I also use a sponge method for making 100% whole wheat bread, rather than a direct dough method, and get light and fluffy, high-rising loaves.

Check the link below for a recipe similar to what I use - Old-fashioned 100 percent Whole Wheat Bread from Beth Hensperger, The Bread Bible. I'd add 1/4 t. ascorbic acid to the sponge. It may need an additional 1/8 t., but I'd start with that. I make my recipe in a bread machine using the sponge method.

I use dent corn for cornmeal. Dent corn is the big, squarish, nibs of field corn or sweet corn. When dry, it has a "dent" on the side - hence, dent corn. There's more starch in dent corn than flint or popcorn. Flint corn looks like popcorn in shape, but because of the smaller amount of starch, it's high in bran and is what should be used for polenta.

If you ever make corn bread with freshly-milled cornmeal, you'll NEVER go back to the store-bought stuff - no other smell like it. If you have a Nutrimill for milling grains/beans/seeds, it does a very fine grind of cornmeal when set on the coarse setting. I use a Corona Corn Mill for coarser grinds.

-Grainlady

Here is a link that might be useful: Canyon Bounty Farm


 o
RE: What foods are cheaper to make at home?

grainlady

Thanks for the prompt reply! I printed out the recipes from the link and will give them a try.

I have a Grain Master Whisper Mill but I think it should do the job. I actually knew what dent corn was, though I didn't know why it was called "dent". I'll do some investigating and see if I can locate some in my area, central Florida.
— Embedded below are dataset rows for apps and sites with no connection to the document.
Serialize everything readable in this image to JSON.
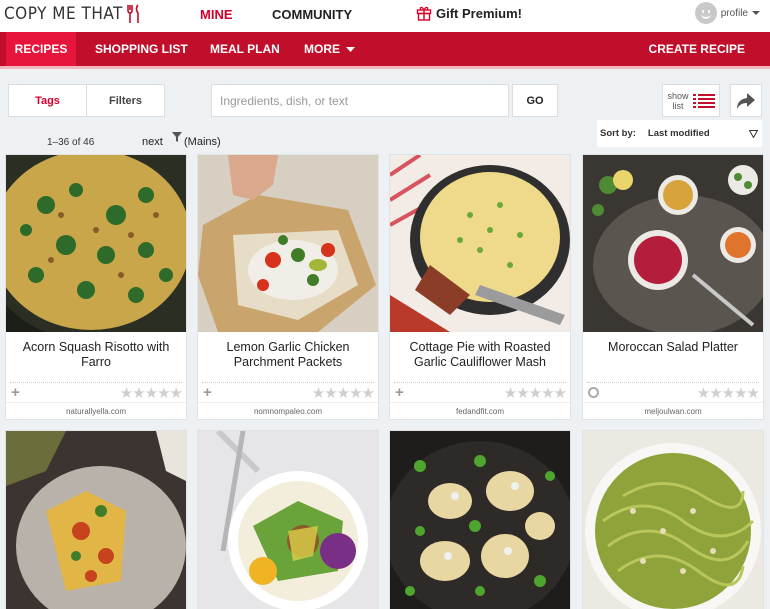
{
  "brand": {
    "name": "COPY ME THAT",
    "accent": "#c10e2b"
  },
  "top_nav": {
    "mine": "MINE",
    "community": "COMMUNITY",
    "premium": "Gift Premium!",
    "profile": "profile"
  },
  "main_nav": {
    "recipes": "RECIPES",
    "shopping_list": "SHOPPING LIST",
    "meal_plan": "MEAL PLAN",
    "more": "MORE",
    "create_recipe": "CREATE RECIPE"
  },
  "toolbar": {
    "tags": "Tags",
    "filters": "Filters",
    "search_placeholder": "Ingredients, dish, or text",
    "go": "GO",
    "show_list": "show list"
  },
  "pagination": {
    "range": "1–36 of 46",
    "next": "next",
    "filter_label": "(Mains)"
  },
  "sort": {
    "label": "Sort by:",
    "value": "Last modified"
  },
  "recipes": [
    {
      "title": "Acorn Squash Risotto with Farro",
      "source": "naturallyella.com",
      "action": "+",
      "rating": 0
    },
    {
      "title": "Lemon Garlic Chicken Parchment Packets",
      "source": "nomnompaleo.com",
      "action": "+",
      "rating": 0
    },
    {
      "title": "Cottage Pie with Roasted Garlic Cauliflower Mash",
      "source": "fedandfit.com",
      "action": "+",
      "rating": 0
    },
    {
      "title": "Moroccan Salad Platter",
      "source": "meljoulwan.com",
      "action": "circle",
      "rating": 0
    },
    {
      "title": "",
      "source": "",
      "action": "",
      "rating": 0
    },
    {
      "title": "",
      "source": "",
      "action": "",
      "rating": 0
    },
    {
      "title": "",
      "source": "",
      "action": "",
      "rating": 0
    },
    {
      "title": "",
      "source": "",
      "action": "",
      "rating": 0
    }
  ]
}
You don't happen to have a hint for keeping whole wheat biscuits from being so crumbly, do you? :)

Thanks a lot, Carol


 o
RE: What foods are cheaper to make at home?

ilovetn (Carol) - Are you using hard wheat for whole wheat flour for your biscuits? If so, that's too much gluten for really good, tender, biscuits. Soft wheat is best for biscuits - or temper your hard wheat flour with a low-gluten flour (spelt or even rye, for instance) to lower the gluten level.
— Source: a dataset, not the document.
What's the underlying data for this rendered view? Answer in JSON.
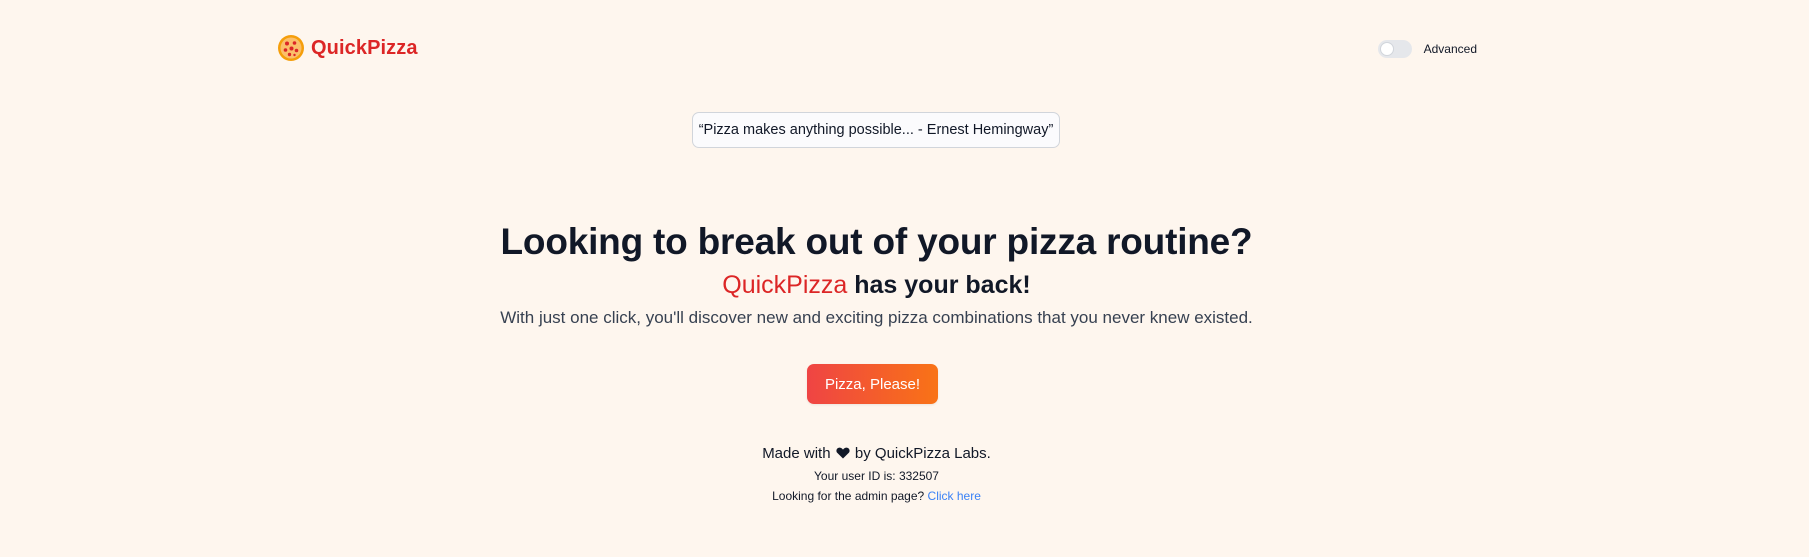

You may find adding a little more fat to the recipe will help. The same thing is true when you use high-gluten flour for pastry. A little more fat will help to coat the flour. Where the flour is coated with fat, moisture can't penetrate and less gluten will develop. The proverbial "shortening" of the gluten strands - hence, "short" crust pastry.

Keep mixing to a bare minimum. That keeps gluten development to a minimun. Cut the biscuits into squares (I use a pizza cutter), rather than rounds. It's the second cuts (when you re-work the leftover dough from the first cuts that you get when you cut round biscuits) that get tough and crumbley because you've manipulated the dough again and REALLY have too much gluten developed.

See if any of those hints help.

-Grainlady


 o Post a Follow-Up

Please Note: Only registered members are able to post messages to this forum.

    If you are a member, please log in.

    If you aren't yet a member, join now!


Return to the Money Saving Tips Forum

Information about Posting

  • You must be logged in to post a message. Once you are logged in, a posting window will appear at the bottom of the messages. If you are not a member, please register for an account.
  • Posting is a two-step process. Once you have composed your message, you will be taken to the preview page. You will then have a chance to review your post, make changes and upload photos.
  • After posting your message, you may need to refresh the forum page in order to see it.
  • Before posting copyrighted material, please read about Copyright and Fair Use.
  • We have a strict no-advertising policy!
  • If you would like to practice posting or uploading photos, please visit our Test forum.
  • If you need assistance, please Contact Us and we will be happy to help.


Learn more about in-text links on this page here